═════ Data provided

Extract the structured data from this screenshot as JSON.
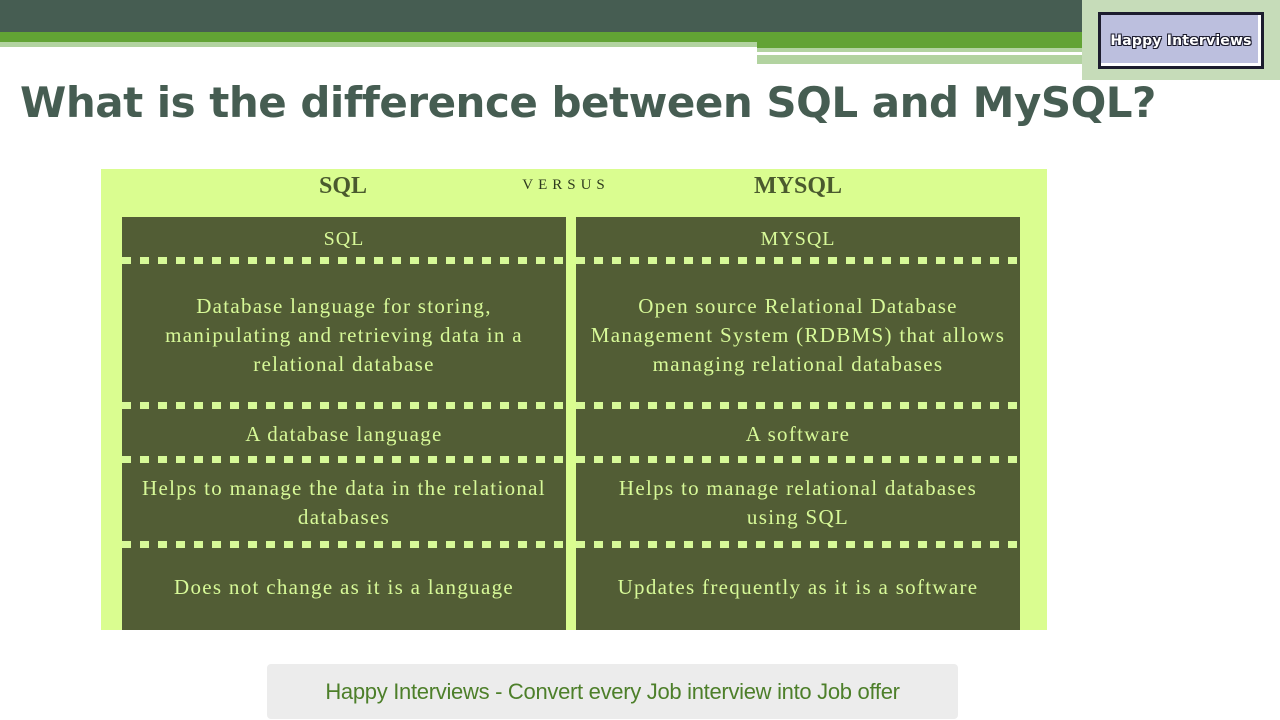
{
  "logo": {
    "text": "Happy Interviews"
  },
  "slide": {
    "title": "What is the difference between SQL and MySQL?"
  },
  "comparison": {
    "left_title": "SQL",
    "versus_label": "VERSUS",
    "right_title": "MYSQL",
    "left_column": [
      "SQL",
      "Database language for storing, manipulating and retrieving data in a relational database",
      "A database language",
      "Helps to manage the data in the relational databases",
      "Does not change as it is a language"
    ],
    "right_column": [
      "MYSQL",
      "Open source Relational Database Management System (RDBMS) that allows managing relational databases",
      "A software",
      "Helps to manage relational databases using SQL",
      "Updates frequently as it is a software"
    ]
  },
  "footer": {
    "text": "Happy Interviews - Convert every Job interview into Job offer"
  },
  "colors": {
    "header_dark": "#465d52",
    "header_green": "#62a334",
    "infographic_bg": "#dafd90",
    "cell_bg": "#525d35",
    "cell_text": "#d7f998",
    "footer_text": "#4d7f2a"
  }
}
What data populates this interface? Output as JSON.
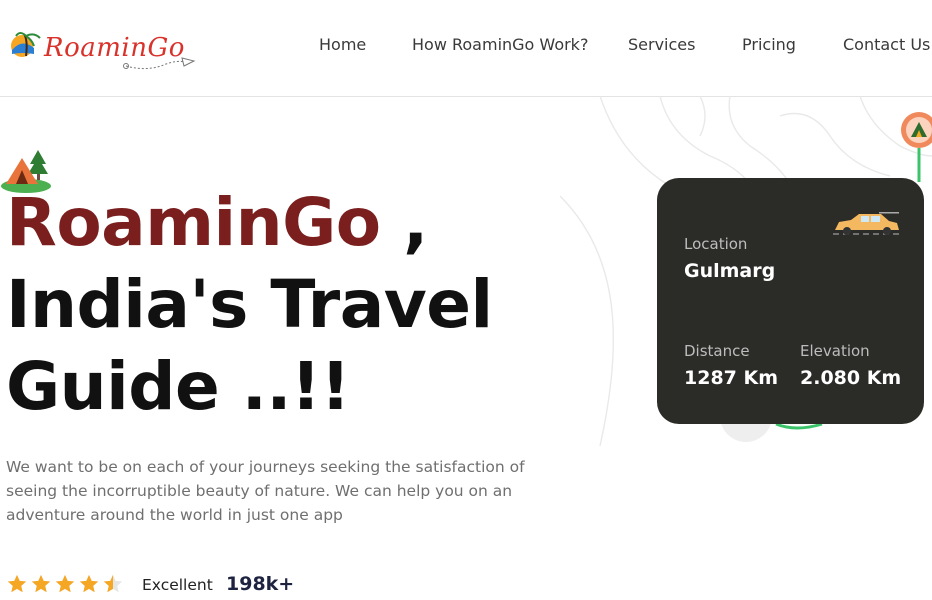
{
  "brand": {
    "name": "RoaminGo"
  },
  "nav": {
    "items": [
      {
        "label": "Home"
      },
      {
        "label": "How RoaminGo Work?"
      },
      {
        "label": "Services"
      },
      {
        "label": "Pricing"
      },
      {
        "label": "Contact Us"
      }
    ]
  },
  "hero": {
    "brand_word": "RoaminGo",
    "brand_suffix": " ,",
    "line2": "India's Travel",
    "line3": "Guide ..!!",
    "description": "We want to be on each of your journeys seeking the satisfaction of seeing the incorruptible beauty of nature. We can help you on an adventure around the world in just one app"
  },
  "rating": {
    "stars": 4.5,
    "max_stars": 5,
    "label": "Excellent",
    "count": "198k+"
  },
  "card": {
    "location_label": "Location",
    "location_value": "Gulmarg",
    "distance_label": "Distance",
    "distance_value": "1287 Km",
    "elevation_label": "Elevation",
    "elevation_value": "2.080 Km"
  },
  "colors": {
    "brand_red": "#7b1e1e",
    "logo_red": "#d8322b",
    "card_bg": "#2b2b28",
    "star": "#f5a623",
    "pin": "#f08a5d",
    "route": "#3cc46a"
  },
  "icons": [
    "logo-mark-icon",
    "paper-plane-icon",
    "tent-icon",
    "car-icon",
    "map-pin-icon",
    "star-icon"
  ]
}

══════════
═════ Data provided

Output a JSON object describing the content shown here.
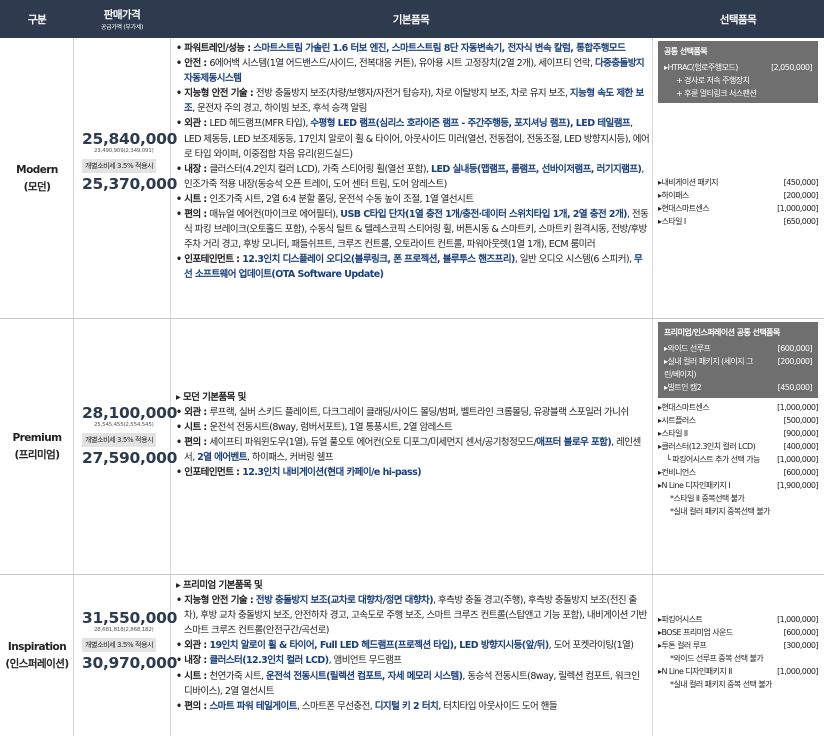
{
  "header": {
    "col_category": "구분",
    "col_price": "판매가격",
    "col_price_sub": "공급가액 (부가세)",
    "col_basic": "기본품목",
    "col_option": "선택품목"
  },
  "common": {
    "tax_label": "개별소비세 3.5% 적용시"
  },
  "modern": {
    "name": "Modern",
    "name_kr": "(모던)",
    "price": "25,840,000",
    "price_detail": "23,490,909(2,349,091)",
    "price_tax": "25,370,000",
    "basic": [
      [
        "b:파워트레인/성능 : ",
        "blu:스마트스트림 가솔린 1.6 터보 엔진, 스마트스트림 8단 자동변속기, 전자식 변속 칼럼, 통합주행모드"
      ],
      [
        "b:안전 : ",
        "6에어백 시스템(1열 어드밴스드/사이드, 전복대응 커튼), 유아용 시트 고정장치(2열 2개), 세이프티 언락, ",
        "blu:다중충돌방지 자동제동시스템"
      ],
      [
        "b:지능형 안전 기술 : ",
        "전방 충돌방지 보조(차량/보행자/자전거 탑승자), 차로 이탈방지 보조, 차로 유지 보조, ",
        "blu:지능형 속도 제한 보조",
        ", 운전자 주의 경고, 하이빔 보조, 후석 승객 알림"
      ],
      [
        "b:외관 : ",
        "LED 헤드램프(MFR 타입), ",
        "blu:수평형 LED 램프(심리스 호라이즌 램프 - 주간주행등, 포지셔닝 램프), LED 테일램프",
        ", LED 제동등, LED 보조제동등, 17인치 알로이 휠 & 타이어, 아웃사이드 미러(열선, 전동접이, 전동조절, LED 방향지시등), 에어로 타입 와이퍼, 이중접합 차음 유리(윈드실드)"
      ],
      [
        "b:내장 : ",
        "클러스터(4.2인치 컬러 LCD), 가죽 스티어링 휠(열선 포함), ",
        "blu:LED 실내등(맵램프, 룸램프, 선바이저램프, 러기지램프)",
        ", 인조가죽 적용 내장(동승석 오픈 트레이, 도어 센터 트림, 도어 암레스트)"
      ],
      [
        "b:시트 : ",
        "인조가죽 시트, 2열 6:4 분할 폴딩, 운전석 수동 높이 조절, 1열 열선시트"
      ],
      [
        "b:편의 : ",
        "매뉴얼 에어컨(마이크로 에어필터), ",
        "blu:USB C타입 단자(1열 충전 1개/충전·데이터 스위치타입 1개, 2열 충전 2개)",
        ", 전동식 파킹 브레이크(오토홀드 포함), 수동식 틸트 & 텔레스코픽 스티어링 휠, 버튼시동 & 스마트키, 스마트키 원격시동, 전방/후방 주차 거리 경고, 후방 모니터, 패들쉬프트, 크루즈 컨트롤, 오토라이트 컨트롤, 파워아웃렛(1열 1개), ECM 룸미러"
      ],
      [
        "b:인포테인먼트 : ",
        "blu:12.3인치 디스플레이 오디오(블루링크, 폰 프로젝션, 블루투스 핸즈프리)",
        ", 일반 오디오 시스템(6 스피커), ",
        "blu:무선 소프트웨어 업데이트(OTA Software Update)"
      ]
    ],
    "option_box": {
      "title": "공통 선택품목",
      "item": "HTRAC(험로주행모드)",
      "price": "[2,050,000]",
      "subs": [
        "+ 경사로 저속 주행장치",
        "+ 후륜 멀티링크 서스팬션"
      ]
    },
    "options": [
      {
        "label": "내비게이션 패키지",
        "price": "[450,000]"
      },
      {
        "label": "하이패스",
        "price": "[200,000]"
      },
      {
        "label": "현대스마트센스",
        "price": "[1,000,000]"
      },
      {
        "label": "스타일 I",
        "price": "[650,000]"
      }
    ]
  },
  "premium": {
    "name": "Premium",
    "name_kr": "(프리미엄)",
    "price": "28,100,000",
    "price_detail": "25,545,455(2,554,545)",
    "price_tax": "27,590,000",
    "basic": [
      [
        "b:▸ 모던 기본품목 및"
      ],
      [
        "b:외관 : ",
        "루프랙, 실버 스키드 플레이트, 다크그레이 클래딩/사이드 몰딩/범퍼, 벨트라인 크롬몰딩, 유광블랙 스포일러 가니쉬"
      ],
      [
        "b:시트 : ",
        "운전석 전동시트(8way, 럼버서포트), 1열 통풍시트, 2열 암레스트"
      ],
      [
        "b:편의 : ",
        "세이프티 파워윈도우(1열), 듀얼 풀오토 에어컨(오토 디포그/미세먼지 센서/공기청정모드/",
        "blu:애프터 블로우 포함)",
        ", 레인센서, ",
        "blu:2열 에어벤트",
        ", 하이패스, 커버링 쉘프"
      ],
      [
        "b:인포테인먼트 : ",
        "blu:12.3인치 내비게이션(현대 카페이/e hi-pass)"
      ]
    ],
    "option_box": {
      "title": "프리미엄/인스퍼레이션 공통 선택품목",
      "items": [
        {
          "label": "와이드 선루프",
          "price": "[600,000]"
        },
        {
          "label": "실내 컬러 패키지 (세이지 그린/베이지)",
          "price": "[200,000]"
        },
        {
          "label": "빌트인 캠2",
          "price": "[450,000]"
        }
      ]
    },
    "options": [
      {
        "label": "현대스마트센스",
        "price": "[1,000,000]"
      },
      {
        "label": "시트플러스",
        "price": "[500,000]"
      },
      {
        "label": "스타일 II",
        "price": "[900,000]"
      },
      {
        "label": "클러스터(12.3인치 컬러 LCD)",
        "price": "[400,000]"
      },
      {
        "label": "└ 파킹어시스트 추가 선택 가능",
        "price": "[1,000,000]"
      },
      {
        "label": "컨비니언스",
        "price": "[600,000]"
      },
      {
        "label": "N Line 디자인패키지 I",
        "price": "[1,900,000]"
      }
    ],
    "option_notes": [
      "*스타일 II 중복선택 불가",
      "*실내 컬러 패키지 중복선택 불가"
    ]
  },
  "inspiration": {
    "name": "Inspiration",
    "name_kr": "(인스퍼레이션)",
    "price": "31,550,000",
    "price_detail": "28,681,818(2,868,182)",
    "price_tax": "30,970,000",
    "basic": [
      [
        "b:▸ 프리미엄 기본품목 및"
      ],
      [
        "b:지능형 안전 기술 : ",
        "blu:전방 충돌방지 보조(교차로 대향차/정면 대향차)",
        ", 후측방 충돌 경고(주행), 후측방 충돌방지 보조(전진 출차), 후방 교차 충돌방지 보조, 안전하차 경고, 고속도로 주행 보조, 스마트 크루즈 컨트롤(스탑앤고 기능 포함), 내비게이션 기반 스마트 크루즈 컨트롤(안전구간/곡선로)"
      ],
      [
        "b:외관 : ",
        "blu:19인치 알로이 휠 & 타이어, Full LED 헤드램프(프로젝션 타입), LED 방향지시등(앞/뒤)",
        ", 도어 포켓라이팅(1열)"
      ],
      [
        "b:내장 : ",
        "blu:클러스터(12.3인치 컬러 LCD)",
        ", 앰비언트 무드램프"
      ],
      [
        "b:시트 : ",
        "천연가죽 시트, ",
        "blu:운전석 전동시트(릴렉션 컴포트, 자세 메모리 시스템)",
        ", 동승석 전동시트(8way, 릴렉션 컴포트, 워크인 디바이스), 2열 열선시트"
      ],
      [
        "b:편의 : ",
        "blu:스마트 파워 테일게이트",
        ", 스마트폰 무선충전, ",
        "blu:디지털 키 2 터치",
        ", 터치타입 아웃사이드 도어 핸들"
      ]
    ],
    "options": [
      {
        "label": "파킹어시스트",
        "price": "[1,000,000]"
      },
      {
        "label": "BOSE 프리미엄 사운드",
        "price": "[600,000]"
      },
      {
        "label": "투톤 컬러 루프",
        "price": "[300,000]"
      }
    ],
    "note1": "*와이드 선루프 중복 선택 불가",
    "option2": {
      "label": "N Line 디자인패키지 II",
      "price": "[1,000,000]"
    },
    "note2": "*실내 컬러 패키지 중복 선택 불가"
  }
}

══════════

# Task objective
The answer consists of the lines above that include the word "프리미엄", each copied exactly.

# Solution
    "name_kr": "(프리미엄)",
      "title": "프리미엄/인스퍼레이션 공통 선택품목",
        "b:▸ 프리미엄 기본품목 및"
        "label": "BOSE 프리미엄 사운드",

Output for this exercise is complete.